━━━ RECORDS FOR THE EXERCISE ━━━

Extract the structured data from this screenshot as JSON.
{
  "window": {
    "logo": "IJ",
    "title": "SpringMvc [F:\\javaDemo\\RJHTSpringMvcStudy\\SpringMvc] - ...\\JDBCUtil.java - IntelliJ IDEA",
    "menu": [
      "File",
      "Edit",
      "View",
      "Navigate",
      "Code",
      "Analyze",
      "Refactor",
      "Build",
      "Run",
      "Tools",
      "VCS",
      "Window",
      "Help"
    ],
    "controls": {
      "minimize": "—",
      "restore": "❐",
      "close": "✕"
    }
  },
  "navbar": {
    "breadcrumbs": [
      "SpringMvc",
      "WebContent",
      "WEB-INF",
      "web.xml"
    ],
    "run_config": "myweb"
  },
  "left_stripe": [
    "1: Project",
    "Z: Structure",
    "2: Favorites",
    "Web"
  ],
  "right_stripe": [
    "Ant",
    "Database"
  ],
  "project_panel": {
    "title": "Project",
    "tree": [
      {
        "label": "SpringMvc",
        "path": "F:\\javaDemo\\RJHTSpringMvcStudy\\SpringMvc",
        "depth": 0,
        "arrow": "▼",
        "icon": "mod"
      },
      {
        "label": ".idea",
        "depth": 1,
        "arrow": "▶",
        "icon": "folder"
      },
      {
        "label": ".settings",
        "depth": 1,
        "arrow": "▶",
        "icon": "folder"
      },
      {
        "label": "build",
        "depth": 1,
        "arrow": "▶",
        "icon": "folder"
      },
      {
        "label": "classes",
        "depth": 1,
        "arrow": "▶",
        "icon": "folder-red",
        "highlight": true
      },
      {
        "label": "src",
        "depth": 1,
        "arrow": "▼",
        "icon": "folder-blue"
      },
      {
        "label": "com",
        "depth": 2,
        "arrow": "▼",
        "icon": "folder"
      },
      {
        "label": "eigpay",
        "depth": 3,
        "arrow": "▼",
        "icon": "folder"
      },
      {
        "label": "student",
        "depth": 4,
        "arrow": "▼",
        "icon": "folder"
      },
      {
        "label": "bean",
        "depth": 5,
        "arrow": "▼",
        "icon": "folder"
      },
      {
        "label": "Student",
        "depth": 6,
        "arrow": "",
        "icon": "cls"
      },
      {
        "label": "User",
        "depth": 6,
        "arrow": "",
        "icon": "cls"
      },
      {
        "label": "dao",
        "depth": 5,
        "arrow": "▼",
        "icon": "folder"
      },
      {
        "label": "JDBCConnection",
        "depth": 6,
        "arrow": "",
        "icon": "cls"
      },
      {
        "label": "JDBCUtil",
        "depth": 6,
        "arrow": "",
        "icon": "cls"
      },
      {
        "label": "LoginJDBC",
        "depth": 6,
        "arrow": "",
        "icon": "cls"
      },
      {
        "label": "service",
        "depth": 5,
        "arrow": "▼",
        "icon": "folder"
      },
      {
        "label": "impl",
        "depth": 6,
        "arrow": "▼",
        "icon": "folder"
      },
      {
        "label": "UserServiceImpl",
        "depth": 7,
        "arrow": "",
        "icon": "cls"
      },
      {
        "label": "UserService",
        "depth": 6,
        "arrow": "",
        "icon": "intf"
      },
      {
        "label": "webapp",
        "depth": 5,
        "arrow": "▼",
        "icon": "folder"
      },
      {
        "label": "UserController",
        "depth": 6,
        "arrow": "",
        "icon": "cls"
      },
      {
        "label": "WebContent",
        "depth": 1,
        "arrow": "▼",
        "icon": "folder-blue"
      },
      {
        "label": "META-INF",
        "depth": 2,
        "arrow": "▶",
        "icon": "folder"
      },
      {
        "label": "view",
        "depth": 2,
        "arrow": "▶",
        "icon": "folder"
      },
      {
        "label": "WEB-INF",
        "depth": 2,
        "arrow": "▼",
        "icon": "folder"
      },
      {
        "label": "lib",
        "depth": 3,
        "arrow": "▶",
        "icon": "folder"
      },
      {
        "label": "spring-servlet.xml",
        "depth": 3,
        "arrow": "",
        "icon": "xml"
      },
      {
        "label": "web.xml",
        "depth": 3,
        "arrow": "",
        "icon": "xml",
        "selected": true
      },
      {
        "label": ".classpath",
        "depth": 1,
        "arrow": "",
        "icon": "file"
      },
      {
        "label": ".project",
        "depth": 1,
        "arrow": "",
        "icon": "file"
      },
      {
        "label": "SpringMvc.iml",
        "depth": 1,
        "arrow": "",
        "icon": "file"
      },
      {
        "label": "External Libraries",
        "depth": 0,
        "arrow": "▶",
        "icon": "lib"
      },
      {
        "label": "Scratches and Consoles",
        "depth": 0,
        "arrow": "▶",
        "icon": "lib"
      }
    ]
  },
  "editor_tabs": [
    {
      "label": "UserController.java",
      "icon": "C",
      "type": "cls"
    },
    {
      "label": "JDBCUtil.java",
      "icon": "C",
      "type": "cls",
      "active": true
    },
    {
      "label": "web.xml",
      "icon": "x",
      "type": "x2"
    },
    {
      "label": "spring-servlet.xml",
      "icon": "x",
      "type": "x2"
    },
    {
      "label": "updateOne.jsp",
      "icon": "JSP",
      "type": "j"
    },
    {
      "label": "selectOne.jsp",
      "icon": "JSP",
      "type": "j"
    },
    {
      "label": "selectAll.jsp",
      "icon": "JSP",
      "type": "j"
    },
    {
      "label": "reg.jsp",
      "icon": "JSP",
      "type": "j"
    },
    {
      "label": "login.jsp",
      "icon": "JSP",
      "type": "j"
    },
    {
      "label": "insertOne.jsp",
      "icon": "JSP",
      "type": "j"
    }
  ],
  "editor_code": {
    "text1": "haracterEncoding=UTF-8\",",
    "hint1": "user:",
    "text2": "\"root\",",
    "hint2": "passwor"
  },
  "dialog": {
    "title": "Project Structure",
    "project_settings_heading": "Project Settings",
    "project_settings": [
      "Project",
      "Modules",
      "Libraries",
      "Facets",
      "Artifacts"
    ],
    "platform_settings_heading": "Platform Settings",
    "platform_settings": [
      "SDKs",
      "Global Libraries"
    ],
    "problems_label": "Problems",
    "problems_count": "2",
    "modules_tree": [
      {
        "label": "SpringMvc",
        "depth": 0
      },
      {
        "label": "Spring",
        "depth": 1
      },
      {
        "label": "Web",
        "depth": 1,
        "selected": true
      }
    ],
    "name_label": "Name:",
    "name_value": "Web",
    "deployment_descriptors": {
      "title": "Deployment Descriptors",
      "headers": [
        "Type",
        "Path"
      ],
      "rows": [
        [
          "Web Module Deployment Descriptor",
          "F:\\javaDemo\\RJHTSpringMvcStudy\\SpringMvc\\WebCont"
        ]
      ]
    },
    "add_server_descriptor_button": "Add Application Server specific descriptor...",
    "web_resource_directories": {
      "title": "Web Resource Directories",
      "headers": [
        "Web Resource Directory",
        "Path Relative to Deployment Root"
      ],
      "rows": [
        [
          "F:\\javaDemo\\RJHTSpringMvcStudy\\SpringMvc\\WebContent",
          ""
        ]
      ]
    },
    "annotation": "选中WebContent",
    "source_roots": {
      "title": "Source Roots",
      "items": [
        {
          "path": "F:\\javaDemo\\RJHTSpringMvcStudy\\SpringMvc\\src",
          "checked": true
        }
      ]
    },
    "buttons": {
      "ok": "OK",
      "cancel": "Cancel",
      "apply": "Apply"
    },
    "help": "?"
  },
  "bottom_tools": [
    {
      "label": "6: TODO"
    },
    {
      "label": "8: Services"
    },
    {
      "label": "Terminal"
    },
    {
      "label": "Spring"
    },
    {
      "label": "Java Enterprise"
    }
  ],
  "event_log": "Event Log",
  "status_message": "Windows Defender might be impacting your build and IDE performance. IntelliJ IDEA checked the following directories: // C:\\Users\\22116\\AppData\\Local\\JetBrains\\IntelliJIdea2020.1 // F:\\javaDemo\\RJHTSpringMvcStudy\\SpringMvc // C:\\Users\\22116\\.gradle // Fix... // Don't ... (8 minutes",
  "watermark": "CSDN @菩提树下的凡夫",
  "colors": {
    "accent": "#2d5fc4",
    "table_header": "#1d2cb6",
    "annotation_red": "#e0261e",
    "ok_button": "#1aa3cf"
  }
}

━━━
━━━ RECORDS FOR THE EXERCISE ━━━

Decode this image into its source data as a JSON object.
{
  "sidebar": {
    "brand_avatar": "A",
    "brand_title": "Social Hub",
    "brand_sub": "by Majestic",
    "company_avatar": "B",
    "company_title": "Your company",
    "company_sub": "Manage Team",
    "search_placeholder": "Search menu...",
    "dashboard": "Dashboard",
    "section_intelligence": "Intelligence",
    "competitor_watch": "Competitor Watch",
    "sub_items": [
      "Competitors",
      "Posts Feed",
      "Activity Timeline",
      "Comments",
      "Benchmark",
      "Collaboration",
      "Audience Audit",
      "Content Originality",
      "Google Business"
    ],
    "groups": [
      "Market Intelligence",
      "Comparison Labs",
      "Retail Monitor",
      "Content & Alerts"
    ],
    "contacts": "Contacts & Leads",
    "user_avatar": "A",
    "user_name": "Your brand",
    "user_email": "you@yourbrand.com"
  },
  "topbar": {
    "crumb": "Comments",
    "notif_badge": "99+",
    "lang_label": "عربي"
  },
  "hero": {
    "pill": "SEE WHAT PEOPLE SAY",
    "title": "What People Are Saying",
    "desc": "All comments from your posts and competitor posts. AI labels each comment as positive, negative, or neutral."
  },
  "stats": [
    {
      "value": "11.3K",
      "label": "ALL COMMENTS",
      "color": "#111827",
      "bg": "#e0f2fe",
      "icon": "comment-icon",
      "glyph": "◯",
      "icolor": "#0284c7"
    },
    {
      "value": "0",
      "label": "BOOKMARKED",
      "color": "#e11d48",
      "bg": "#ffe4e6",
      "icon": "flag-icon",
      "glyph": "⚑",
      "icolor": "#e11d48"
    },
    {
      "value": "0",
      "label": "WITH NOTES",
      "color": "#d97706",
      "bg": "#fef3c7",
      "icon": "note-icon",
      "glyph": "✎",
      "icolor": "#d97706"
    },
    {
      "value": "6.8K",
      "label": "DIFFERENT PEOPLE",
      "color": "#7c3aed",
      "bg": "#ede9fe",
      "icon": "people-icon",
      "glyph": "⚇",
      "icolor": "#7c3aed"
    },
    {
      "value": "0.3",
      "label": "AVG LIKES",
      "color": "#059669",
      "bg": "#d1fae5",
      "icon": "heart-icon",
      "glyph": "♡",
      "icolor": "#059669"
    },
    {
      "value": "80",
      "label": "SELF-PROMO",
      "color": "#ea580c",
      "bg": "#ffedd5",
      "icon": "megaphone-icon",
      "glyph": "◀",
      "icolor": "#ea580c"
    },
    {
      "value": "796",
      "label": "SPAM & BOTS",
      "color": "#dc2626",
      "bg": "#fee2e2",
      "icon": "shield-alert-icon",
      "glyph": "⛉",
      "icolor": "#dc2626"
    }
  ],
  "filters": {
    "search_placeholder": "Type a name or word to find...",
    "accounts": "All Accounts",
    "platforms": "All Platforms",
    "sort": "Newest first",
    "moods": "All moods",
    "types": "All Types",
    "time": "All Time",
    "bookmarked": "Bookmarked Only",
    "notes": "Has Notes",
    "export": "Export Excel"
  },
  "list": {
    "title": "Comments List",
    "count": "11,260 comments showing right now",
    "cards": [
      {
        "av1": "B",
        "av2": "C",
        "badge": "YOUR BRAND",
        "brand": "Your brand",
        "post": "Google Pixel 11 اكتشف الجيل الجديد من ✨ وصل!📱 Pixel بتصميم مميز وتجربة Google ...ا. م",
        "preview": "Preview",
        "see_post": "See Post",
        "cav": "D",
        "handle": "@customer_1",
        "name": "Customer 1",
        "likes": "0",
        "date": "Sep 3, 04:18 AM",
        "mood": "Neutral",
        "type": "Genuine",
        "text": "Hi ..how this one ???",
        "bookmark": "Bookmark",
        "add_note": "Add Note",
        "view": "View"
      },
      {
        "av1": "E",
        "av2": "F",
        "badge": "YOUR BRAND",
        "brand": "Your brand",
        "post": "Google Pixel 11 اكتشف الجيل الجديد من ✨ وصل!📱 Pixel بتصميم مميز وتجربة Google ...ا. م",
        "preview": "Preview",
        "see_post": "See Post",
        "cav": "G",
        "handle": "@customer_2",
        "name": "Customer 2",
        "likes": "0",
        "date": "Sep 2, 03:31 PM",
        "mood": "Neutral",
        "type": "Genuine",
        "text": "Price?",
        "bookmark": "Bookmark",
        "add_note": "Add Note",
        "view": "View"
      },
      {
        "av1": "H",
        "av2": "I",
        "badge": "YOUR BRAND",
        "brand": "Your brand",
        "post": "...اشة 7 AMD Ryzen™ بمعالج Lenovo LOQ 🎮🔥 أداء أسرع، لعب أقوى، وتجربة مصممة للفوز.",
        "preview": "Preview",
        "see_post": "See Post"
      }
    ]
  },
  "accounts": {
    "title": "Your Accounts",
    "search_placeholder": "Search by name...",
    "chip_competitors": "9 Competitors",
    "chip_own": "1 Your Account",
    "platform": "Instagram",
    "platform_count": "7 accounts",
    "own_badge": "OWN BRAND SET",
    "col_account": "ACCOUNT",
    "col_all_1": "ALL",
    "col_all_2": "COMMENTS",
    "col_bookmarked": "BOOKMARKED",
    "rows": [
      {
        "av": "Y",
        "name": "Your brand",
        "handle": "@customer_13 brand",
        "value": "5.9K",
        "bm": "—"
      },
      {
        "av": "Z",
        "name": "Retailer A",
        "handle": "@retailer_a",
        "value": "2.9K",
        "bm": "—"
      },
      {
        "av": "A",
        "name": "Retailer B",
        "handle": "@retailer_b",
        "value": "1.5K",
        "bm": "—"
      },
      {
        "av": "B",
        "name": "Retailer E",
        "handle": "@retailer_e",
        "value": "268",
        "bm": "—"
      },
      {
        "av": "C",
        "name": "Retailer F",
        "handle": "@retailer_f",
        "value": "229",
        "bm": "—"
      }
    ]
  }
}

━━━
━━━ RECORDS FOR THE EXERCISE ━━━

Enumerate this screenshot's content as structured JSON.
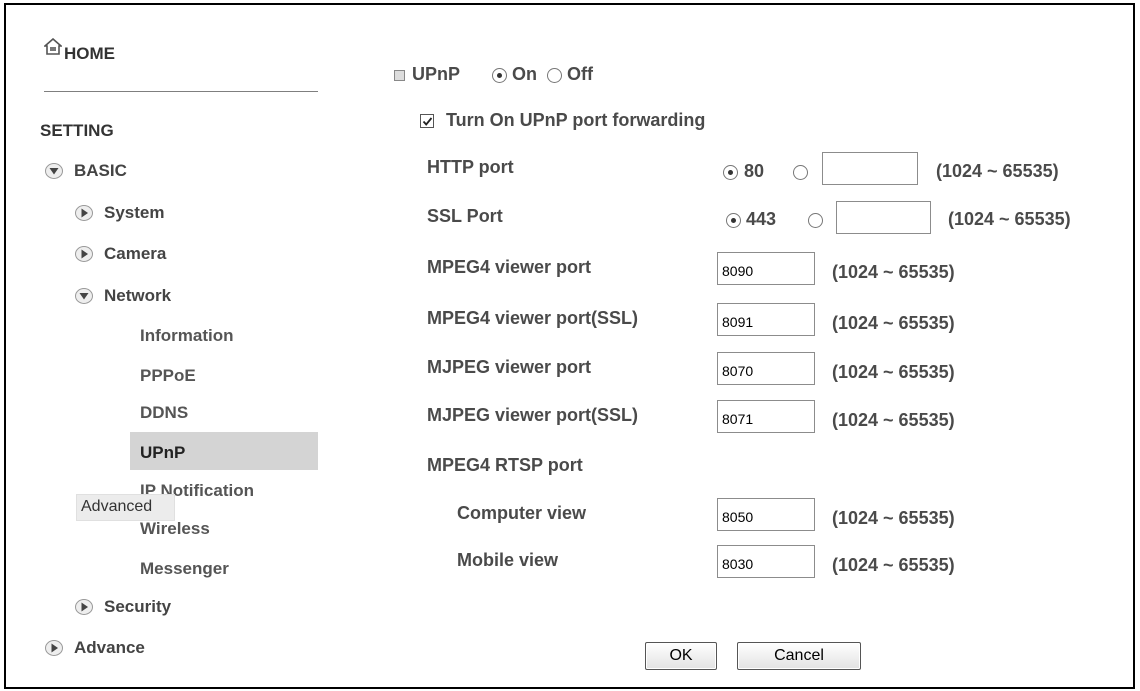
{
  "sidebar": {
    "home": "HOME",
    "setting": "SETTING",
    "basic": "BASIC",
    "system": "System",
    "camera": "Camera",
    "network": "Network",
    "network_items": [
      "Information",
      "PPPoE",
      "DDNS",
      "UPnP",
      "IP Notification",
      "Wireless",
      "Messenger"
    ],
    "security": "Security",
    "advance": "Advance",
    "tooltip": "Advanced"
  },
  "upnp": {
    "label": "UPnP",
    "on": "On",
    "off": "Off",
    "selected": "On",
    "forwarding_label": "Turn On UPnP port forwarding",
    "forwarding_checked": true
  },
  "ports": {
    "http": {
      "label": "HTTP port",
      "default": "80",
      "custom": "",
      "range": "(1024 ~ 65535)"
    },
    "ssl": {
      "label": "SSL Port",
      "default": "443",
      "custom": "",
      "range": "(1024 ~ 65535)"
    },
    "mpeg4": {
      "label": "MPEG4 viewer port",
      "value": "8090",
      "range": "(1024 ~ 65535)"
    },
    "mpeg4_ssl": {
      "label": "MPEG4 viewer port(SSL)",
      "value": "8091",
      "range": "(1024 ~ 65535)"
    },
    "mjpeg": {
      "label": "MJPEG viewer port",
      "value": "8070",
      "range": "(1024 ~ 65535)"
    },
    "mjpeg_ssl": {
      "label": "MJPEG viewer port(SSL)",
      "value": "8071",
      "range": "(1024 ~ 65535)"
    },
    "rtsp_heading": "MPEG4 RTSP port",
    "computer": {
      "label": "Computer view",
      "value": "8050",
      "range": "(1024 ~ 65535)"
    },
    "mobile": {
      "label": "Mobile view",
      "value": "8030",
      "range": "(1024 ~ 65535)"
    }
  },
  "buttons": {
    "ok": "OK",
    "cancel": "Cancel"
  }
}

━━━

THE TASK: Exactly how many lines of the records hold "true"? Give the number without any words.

PROBLEM SOLUTION: 6